** Try it **
The records below should be written out again, exactly.

[Component data from apps and pages]

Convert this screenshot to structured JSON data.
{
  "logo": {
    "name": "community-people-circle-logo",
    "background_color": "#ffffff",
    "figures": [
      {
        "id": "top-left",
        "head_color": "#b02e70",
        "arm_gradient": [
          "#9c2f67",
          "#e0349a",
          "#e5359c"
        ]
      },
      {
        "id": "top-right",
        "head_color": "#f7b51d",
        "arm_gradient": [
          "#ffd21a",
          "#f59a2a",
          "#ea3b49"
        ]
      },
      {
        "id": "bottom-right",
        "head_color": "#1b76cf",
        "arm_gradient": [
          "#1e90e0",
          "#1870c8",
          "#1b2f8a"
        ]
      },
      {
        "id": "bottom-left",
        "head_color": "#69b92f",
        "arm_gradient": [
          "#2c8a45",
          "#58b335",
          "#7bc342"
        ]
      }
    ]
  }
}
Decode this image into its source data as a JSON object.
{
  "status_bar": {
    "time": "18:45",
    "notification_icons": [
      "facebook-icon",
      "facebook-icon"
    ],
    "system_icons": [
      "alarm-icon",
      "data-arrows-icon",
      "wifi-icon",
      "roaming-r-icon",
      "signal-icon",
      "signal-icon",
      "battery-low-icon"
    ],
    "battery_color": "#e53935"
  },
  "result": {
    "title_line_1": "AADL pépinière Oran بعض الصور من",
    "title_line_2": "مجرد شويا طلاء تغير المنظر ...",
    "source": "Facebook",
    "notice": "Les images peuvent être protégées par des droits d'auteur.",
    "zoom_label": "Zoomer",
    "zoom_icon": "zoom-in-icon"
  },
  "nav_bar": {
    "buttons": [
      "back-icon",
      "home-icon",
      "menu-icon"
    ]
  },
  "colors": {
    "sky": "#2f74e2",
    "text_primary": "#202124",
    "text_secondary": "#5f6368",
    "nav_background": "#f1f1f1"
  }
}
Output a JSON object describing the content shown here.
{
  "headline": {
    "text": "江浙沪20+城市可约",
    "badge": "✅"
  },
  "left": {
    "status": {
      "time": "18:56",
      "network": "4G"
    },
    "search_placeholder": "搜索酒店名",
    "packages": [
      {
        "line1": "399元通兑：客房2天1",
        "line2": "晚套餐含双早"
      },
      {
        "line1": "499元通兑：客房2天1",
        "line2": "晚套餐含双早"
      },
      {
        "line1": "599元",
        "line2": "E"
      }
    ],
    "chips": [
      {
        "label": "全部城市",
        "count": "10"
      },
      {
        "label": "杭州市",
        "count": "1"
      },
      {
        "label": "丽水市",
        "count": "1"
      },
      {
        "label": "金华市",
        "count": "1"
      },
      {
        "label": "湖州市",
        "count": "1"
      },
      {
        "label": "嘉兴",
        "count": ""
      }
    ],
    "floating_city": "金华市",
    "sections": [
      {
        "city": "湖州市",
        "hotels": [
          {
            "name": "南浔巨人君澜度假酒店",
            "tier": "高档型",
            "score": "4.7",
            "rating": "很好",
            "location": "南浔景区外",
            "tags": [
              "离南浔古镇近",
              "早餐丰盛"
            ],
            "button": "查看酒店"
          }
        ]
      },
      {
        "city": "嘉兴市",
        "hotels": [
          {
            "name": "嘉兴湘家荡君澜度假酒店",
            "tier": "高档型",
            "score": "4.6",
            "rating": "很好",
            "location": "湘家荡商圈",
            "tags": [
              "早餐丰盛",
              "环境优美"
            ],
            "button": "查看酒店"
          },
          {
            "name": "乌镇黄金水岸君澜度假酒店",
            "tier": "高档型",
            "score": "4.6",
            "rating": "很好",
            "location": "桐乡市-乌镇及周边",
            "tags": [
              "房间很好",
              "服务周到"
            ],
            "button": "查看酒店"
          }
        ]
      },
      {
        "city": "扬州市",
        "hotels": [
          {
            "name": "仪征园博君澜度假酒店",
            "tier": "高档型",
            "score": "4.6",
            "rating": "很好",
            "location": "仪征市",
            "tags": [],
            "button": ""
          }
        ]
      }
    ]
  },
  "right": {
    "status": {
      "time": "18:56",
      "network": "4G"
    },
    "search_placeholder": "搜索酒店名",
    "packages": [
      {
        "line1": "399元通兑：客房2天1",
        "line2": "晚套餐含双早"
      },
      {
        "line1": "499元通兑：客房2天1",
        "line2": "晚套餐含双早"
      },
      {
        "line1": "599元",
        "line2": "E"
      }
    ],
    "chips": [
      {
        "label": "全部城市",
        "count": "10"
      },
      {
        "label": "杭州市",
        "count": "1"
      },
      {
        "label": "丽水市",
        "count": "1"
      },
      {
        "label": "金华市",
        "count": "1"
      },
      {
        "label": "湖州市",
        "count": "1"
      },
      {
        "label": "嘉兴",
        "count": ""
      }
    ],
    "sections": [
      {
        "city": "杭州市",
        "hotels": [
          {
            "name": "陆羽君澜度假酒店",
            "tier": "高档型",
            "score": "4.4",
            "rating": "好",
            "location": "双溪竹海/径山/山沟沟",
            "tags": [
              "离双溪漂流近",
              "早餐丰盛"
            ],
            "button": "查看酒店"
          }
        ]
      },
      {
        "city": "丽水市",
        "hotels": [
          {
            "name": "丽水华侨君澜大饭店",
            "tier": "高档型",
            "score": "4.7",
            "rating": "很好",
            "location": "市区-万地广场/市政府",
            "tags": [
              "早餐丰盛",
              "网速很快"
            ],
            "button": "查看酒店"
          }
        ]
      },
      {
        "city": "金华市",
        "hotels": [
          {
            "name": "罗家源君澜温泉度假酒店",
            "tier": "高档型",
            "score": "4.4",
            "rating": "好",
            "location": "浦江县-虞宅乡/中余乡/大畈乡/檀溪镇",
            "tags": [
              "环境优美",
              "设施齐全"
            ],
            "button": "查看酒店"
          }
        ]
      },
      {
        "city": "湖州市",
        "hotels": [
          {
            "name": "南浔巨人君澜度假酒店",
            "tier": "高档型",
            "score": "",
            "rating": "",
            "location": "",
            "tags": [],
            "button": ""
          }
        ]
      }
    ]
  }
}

** Solution for this problem **
Convert this screenshot to structured JSON data.
{
  "logo": {
    "name": "community-people-circle-logo",
    "background_color": "#ffffff",
    "figures": [
      {
        "id": "top-left",
        "head_color": "#b02e70",
        "arm_gradient": [
          "#9c2f67",
          "#e0349a",
          "#e5359c"
        ]
      },
      {
        "id": "top-right",
        "head_color": "#f7b51d",
        "arm_gradient": [
          "#ffd21a",
          "#f59a2a",
          "#ea3b49"
        ]
      },
      {
        "id": "bottom-right",
        "head_color": "#1b76cf",
        "arm_gradient": [
          "#1e90e0",
          "#1870c8",
          "#1b2f8a"
        ]
      },
      {
        "id": "bottom-left",
        "head_color": "#69b92f",
        "arm_gradient": [
          "#2c8a45",
          "#58b335",
          "#7bc342"
        ]
      }
    ]
  }
}
Decode this image into its source data as a JSON object.
{
  "status_bar": {
    "time": "18:45",
    "notification_icons": [
      "facebook-icon",
      "facebook-icon"
    ],
    "system_icons": [
      "alarm-icon",
      "data-arrows-icon",
      "wifi-icon",
      "roaming-r-icon",
      "signal-icon",
      "signal-icon",
      "battery-low-icon"
    ],
    "battery_color": "#e53935"
  },
  "result": {
    "title_line_1": "AADL pépinière Oran بعض الصور من",
    "title_line_2": "مجرد شويا طلاء تغير المنظر ...",
    "source": "Facebook",
    "notice": "Les images peuvent être protégées par des droits d'auteur.",
    "zoom_label": "Zoomer",
    "zoom_icon": "zoom-in-icon"
  },
  "nav_bar": {
    "buttons": [
      "back-icon",
      "home-icon",
      "menu-icon"
    ]
  },
  "colors": {
    "sky": "#2f74e2",
    "text_primary": "#202124",
    "text_secondary": "#5f6368",
    "nav_background": "#f1f1f1"
  }
}
Output a JSON object describing the content shown here.
{
  "headline": {
    "text": "江浙沪20+城市可约",
    "badge": "✅"
  },
  "left": {
    "status": {
      "time": "18:56",
      "network": "4G"
    },
    "search_placeholder": "搜索酒店名",
    "packages": [
      {
        "line1": "399元通兑：客房2天1",
        "line2": "晚套餐含双早"
      },
      {
        "line1": "499元通兑：客房2天1",
        "line2": "晚套餐含双早"
      },
      {
        "line1": "599元",
        "line2": "E"
      }
    ],
    "chips": [
      {
        "label": "全部城市",
        "count": "10"
      },
      {
        "label": "杭州市",
        "count": "1"
      },
      {
        "label": "丽水市",
        "count": "1"
      },
      {
        "label": "金华市",
        "count": "1"
      },
      {
        "label": "湖州市",
        "count": "1"
      },
      {
        "label": "嘉兴",
        "count": ""
      }
    ],
    "floating_city": "金华市",
    "sections": [
      {
        "city": "湖州市",
        "hotels": [
          {
            "name": "南浔巨人君澜度假酒店",
            "tier": "高档型",
            "score": "4.7",
            "rating": "很好",
            "location": "南浔景区外",
            "tags": [
              "离南浔古镇近",
              "早餐丰盛"
            ],
            "button": "查看酒店"
          }
        ]
      },
      {
        "city": "嘉兴市",
        "hotels": [
          {
            "name": "嘉兴湘家荡君澜度假酒店",
            "tier": "高档型",
            "score": "4.6",
            "rating": "很好",
            "location": "湘家荡商圈",
            "tags": [
              "早餐丰盛",
              "环境优美"
            ],
            "button": "查看酒店"
          },
          {
            "name": "乌镇黄金水岸君澜度假酒店",
            "tier": "高档型",
            "score": "4.6",
            "rating": "很好",
            "location": "桐乡市-乌镇及周边",
            "tags": [
              "房间很好",
              "服务周到"
            ],
            "button": "查看酒店"
          }
        ]
      },
      {
        "city": "扬州市",
        "hotels": [
          {
            "name": "仪征园博君澜度假酒店",
            "tier": "高档型",
            "score": "4.6",
            "rating": "很好",
            "location": "仪征市",
            "tags": [],
            "button": ""
          }
        ]
      }
    ]
  },
  "right": {
    "status": {
      "time": "18:56",
      "network": "4G"
    },
    "search_placeholder": "搜索酒店名",
    "packages": [
      {
        "line1": "399元通兑：客房2天1",
        "line2": "晚套餐含双早"
      },
      {
        "line1": "499元通兑：客房2天1",
        "line2": "晚套餐含双早"
      },
      {
        "line1": "599元",
        "line2": "E"
      }
    ],
    "chips": [
      {
        "label": "全部城市",
        "count": "10"
      },
      {
        "label": "杭州市",
        "count": "1"
      },
      {
        "label": "丽水市",
        "count": "1"
      },
      {
        "label": "金华市",
        "count": "1"
      },
      {
        "label": "湖州市",
        "count": "1"
      },
      {
        "label": "嘉兴",
        "count": ""
      }
    ],
    "sections": [
      {
        "city": "杭州市",
        "hotels": [
          {
            "name": "陆羽君澜度假酒店",
            "tier": "高档型",
            "score": "4.4",
            "rating": "好",
            "location": "双溪竹海/径山/山沟沟",
            "tags": [
              "离双溪漂流近",
              "早餐丰盛"
            ],
            "button": "查看酒店"
          }
        ]
      },
      {
        "city": "丽水市",
        "hotels": [
          {
            "name": "丽水华侨君澜大饭店",
            "tier": "高档型",
            "score": "4.7",
            "rating": "很好",
            "location": "市区-万地广场/市政府",
            "tags": [
              "早餐丰盛",
              "网速很快"
            ],
            "button": "查看酒店"
          }
        ]
      },
      {
        "city": "金华市",
        "hotels": [
          {
            "name": "罗家源君澜温泉度假酒店",
            "tier": "高档型",
            "score": "4.4",
            "rating": "好",
            "location": "浦江县-虞宅乡/中余乡/大畈乡/檀溪镇",
            "tags": [
              "环境优美",
              "设施齐全"
            ],
            "button": "查看酒店"
          }
        ]
      },
      {
        "city": "湖州市",
        "hotels": [
          {
            "name": "南浔巨人君澜度假酒店",
            "tier": "高档型",
            "score": "",
            "rating": "",
            "location": "",
            "tags": [],
            "button": ""
          }
        ]
      }
    ]
  }
}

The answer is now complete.